Make leaders approachable; deploy great tech; and make communication cultural.
Mental health professionals say communication problems are the main reason marriages end in divorce. If poor communication can sever even the bonds of love, imagine what havoc it can wreak between organizations and their employees.
Communication breakdown may be most keenly felt by those working remotely. In the 2018 State of Remote Work report, which surveyed 1,900 people who telecommute, the two biggest grievances were interlinked: loneliness (21%) and difficulties with communication and collaboration (21%).
Now is the time to nip this in the bud, because—as demands for flexible working rise—the modern workplace is becoming more and more distributed. Silos can form among branches, teams and individuals, leading to disengaged employees and contributing to staff attrition.
But there are three hugely effective things you can do to stop this from happening:
1. Make leaders more approachable
In a survey by Interact, 69% of managers said there is something about their role as a leader that makes them uncomfortable communicating with their employees. But best practice starts from the top. There is a good reason why many Silicon Valley CEOs are transparent and approachable, responding to emails and social media posts personally, and hosting weekly company-wide meetings: They are leading by example.
When Marissa Mayer was CEO at Yahoo, she would frequently take time to read and respond to questions, ideas—and even accusations—regularly circulated between staff on an 8,000-strong email list. Communication between employees happens with or without the intervention of leadership, but being involved and visible can turn negative situations into positive outcomes.
Make your leadership team more approachable by designating an hour a week to “ask me anything.” This could be hosted live on your internal social media feed to make sure those who aren’t in the office get to take part. Also, make sure the C-suite is visible and engaged on your intranet. A public thank you from the CEO can be a huge deal for a young employee, as can a well-crafted email congratulating someone on a job well done.
2. Deploy great technology
In a survey of 1,000 full-time employees by Nintex, which highlights America’s “most broken processes,” 72% felt IT processes were broken. Yet, good IT systems support fast, unhindered communication, particularly for isolated workers or distributed workforces.
From within a secure intranet, users can chat in private groups or contribute to company-wide internal social media feeds, read stories and articles created by colleagues, be recognized for their greatness, post ideas and receive feedback from managers, and collaborate on work in real-time using project management tools. This is on top of the usual communications tools like video conferencing, live chat and email.
Credit unions with concerns about security can host their digital workplace on-premises, yet cloud adoption continues apace in the financial services sector and smaller to medium-sized CUs may find outsourcing to the cloud is more secure.
3. Make communication cultural
According to a 2017 national survey of more than 800 financial services employees by Future Workplace, it was felt the industry could become more transparent by encouraging straight communication (49%), eliminating hierarchical titles (33%), hiring and engaging transparent employees (30%), creating a feedback forum (28%), and promoting the use of social media (20%). Millennials and members of Generation Z were the biggest believers in promoting social media use in financial services (54%).
But many leadership teams overlook this: Employees usually require permission and need encouragement to communicate fluidly.

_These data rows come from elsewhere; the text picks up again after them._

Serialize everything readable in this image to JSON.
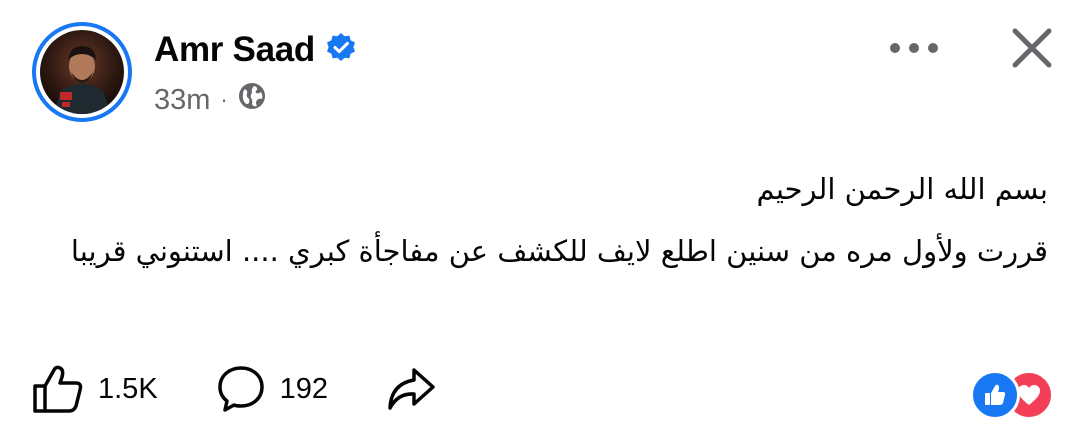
{
  "post": {
    "author": "Amr Saad",
    "verified": true,
    "time": "33m",
    "audience_icon": "globe-icon",
    "paragraphs": [
      "بسم الله الرحمن الرحيم",
      "قررت ولأول مره من سنين اطلع لايف للكشف عن مفاجأة كبري .... استنوني قريبا"
    ]
  },
  "actions": {
    "like_count": "1.5K",
    "comment_count": "192"
  },
  "reactions": [
    "like-reaction-icon",
    "love-reaction-icon"
  ],
  "colors": {
    "accent": "#1877f2",
    "love": "#f33e58",
    "secondary_text": "#65676b"
  }
}
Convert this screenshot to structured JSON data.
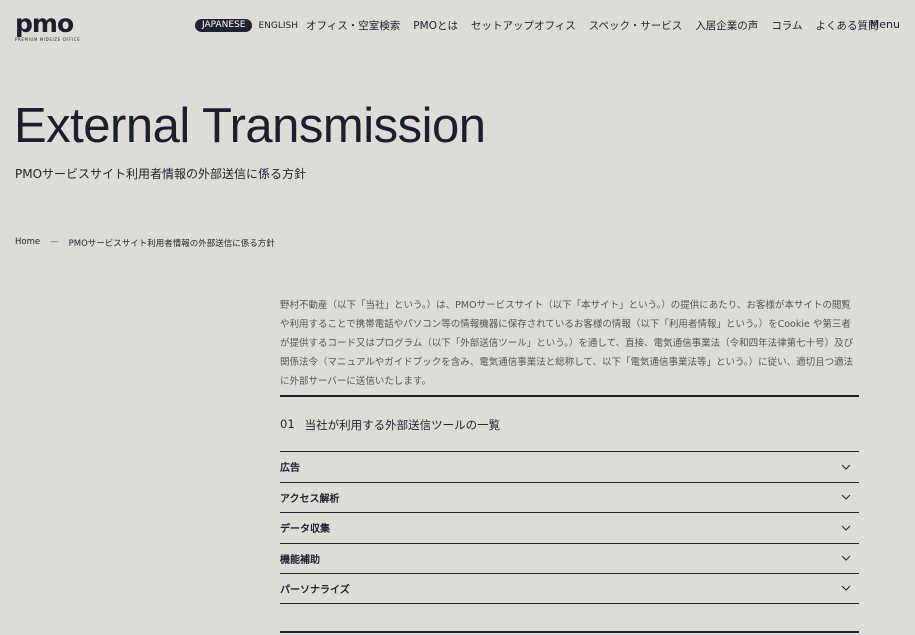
{
  "header": {
    "logo_mark": "pmo",
    "logo_sub": "PREMIUM MIDSIZE OFFICE",
    "lang_active": "JAPANESE",
    "lang_other": "ENGLISH",
    "nav": [
      "オフィス・空室検索",
      "PMOとは",
      "セットアップオフィス",
      "スペック・サービス",
      "入居企業の声",
      "コラム",
      "よくある質問"
    ],
    "menu_label": "Menu"
  },
  "hero": {
    "title": "External Transmission",
    "subtitle": "PMOサービスサイト利用者情報の外部送信に係る方針"
  },
  "breadcrumb": {
    "home": "Home",
    "separator": "—",
    "current": "PMOサービスサイト利用者情報の外部送信に係る方針"
  },
  "intro": "野村不動産（以下「当社」という。）は、PMOサービスサイト（以下「本サイト」という。）の提供にあたり、お客様が本サイトの閲覧や利用することで携帯電話やパソコン等の情報機器に保存されているお客様の情報（以下「利用者情報」という。）をCookie や第三者が提供するコード又はプログラム（以下「外部送信ツール」という。）を通して、直接、電気通信事業法（令和四年法律第七十号）及び関係法令（マニュアルやガイドブックを含み、電気通信事業法と総称して、以下「電気通信事業法等」という。）に従い、適切且つ適法に外部サーバーに送信いたします。",
  "section": {
    "number": "01",
    "title": "当社が利用する外部送信ツールの一覧",
    "items": [
      "広告",
      "アクセス解析",
      "データ収集",
      "機能補助",
      "パーソナライズ"
    ],
    "chevron_icon": "chevron-down-icon"
  }
}
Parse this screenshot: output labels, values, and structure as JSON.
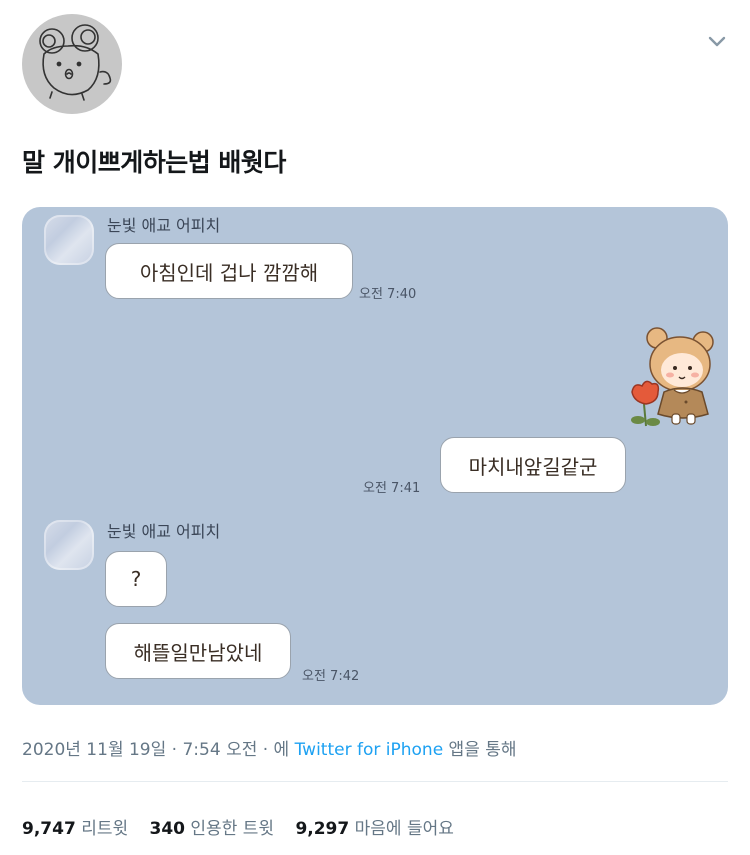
{
  "tweet": {
    "text": "말 개이쁘게하는법 배웟다",
    "date": "2020년 11월 19일",
    "sep1": " · ",
    "time": "7:54 오전",
    "sep2": " · 에 ",
    "source": "Twitter for iPhone",
    "source_suffix": " 앱을 통해"
  },
  "chat": {
    "sender_name_1": "눈빛 애교 어피치",
    "msg_1": "아침인데 겁나 깜깜해",
    "time_1": "오전 7:40",
    "reply": "마치내앞길같군",
    "time_2": "오전 7:41",
    "sender_name_2": "눈빛 애교 어피치",
    "msg_2": "?",
    "msg_3": "해뜰일만남았네",
    "time_3": "오전 7:42"
  },
  "stats": {
    "retweets_count": "9,747",
    "retweets_label": "리트윗",
    "quotes_count": "340",
    "quotes_label": "인용한 트윗",
    "likes_count": "9,297",
    "likes_label": "마음에 들어요"
  },
  "icons": {
    "menu": "chevron-down-icon",
    "avatar": "mouse-doodle-avatar"
  }
}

This is especially true of new starters, who may feel shy about bothering busy colleagues. But, in reality, everyone experiences social anxiety to a degree, so it’s up to management to pre-empt this.
A popular method is to buddy up new recruits with someone from another team or department, offering a fresh perspective and preventing silos from forming. Another—a technique deployed by U.S. tech company Zapier—is to randomly pair up two employees for a half-hour weekly call.

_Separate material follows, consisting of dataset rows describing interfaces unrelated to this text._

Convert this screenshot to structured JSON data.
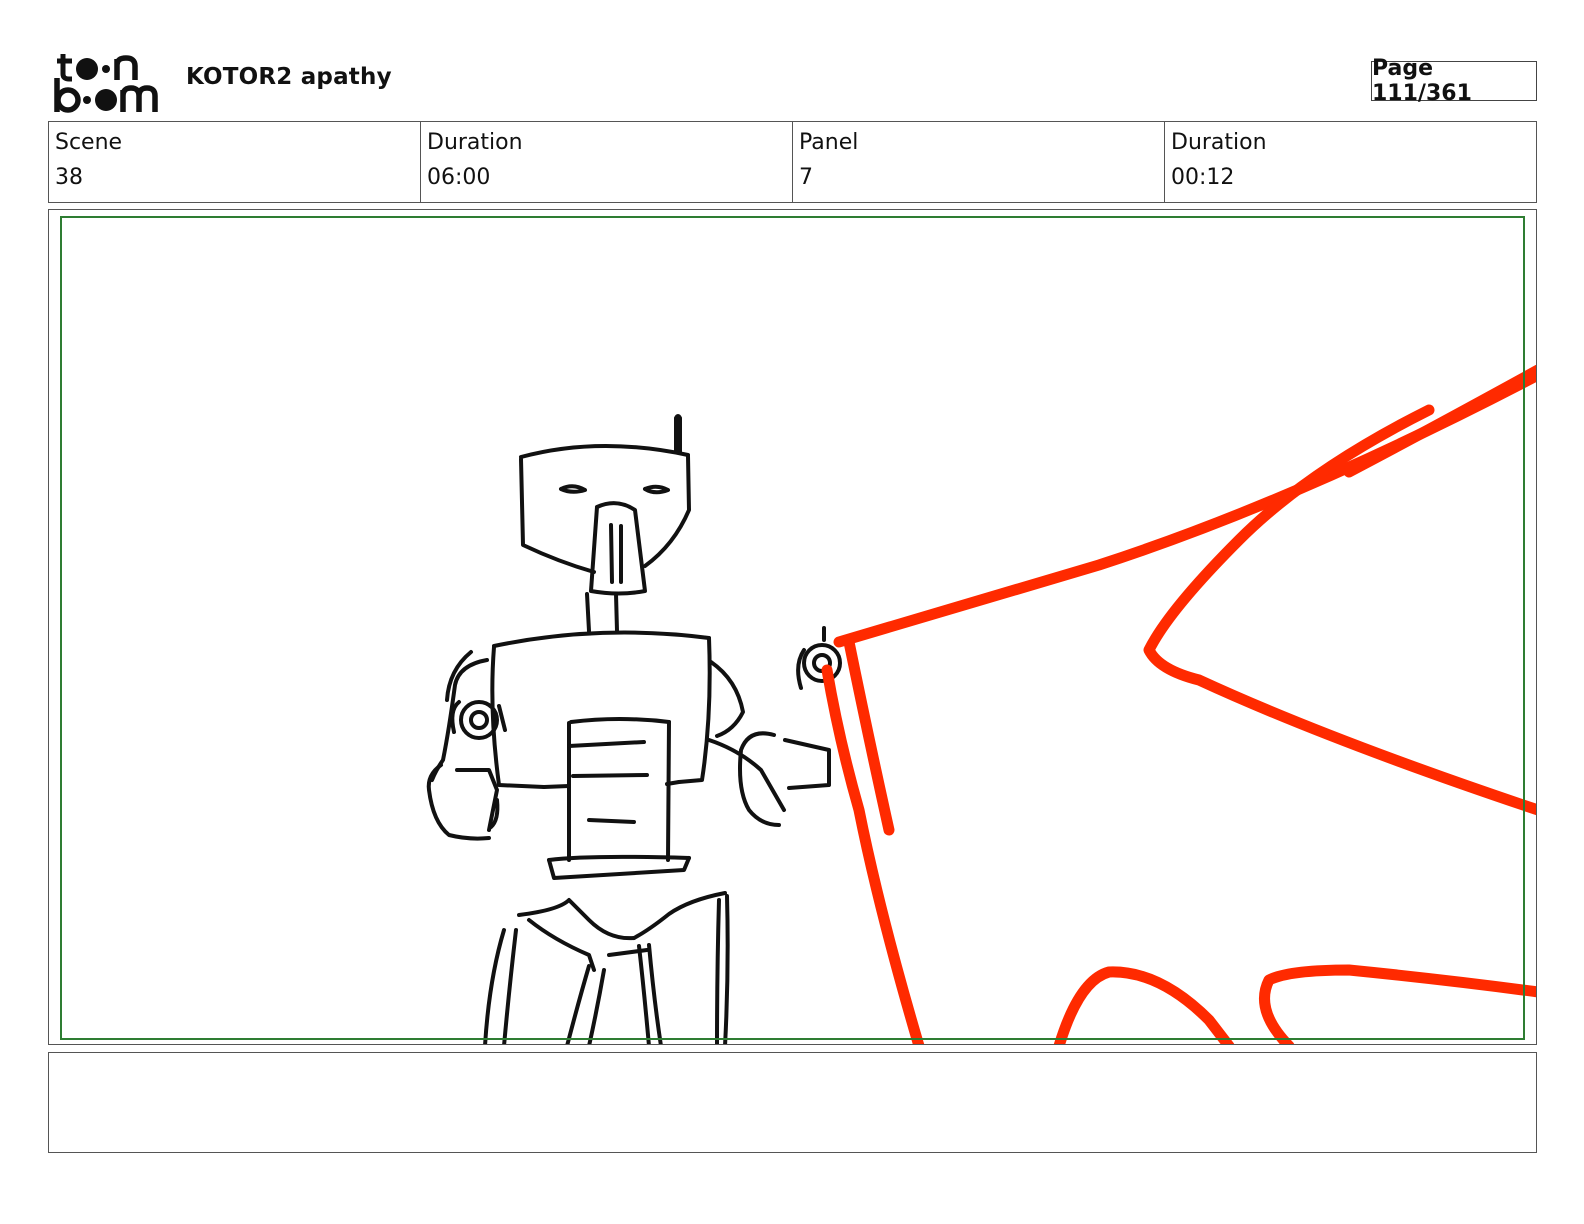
{
  "header": {
    "logo_text_top": "toon",
    "logo_text_bottom": "boom",
    "project_title": "KOTOR2 apathy",
    "page_label": "Page 111/361"
  },
  "info": [
    {
      "label": "Scene",
      "value": "38"
    },
    {
      "label": "Duration",
      "value": "06:00"
    },
    {
      "label": "Panel",
      "value": "7"
    },
    {
      "label": "Duration",
      "value": "00:12"
    }
  ],
  "panel": {
    "drawing": "robot-droid-sketch",
    "effect": "red-blaster-flash",
    "effect_color": "#ff2a00",
    "safe_frame_color": "#2e7d32"
  },
  "notes": {
    "text": ""
  }
}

Some companies also dedicate specific chat channels on their digital workplaces to themed non-work discussions—think parents, dog owners, film fans, TV recommendations. This is not a waste of work time. Many tech giants know that bonding over shared interests and “watercooler moments” can result in collaboration and innovation worth millions of dollars, which is why companies like Google invest so much money in creating opportunities for “casual collisions” or chance encounters.

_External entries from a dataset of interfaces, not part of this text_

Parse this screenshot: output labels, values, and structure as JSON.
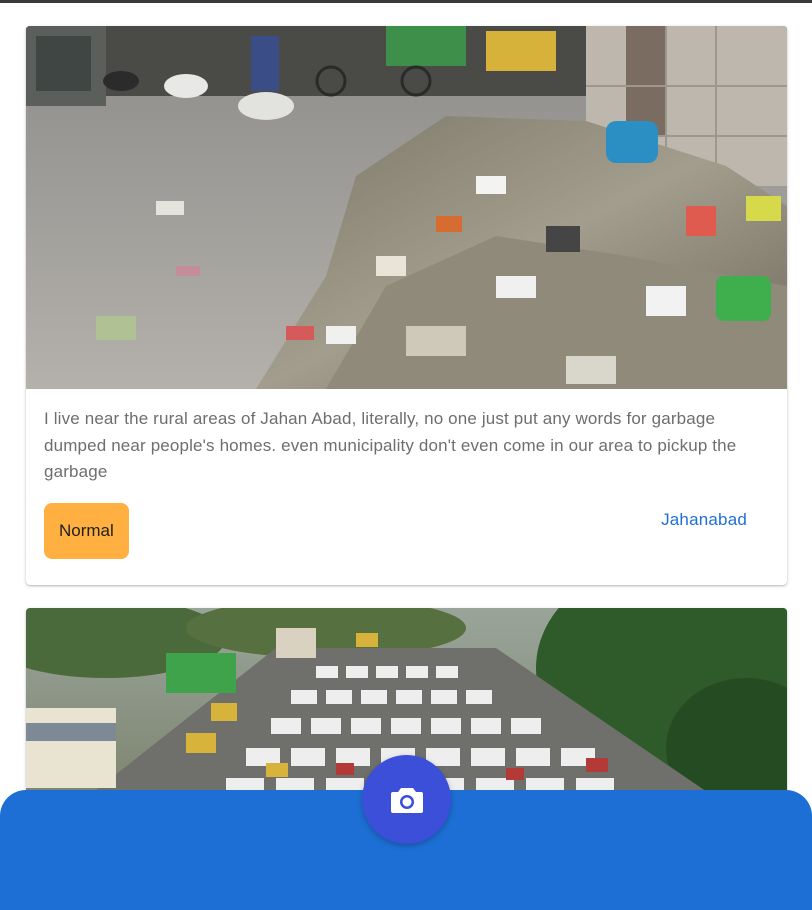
{
  "feed": {
    "posts": [
      {
        "image_alt": "Garbage dumped on a street",
        "description": "I live near the rural areas of Jahan Abad, literally, no one just put any words for garbage dumped near people's homes. even municipality don't even come in our area to pickup the garbage",
        "severity": "Normal",
        "location": "Jahanabad"
      },
      {
        "image_alt": "Heavy traffic jam on a road"
      }
    ]
  },
  "bottom_nav": {
    "camera_icon": "camera-icon"
  },
  "colors": {
    "severity_normal": "#ffb040",
    "location_link": "#1e6fd6",
    "bottom_bar": "#1d6fd5",
    "fab": "#3b4fd8"
  }
}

Nigel Davies is the founder of digital workplace Claromentis, Brighton, United Kingdom, which is used by U.S. credit unions—including Community Financial Credit Union, Valleystar Credit Union, South Carolina State Credit Union and Citizens Equity First Credit Union—for easy collaboration, communication and culture.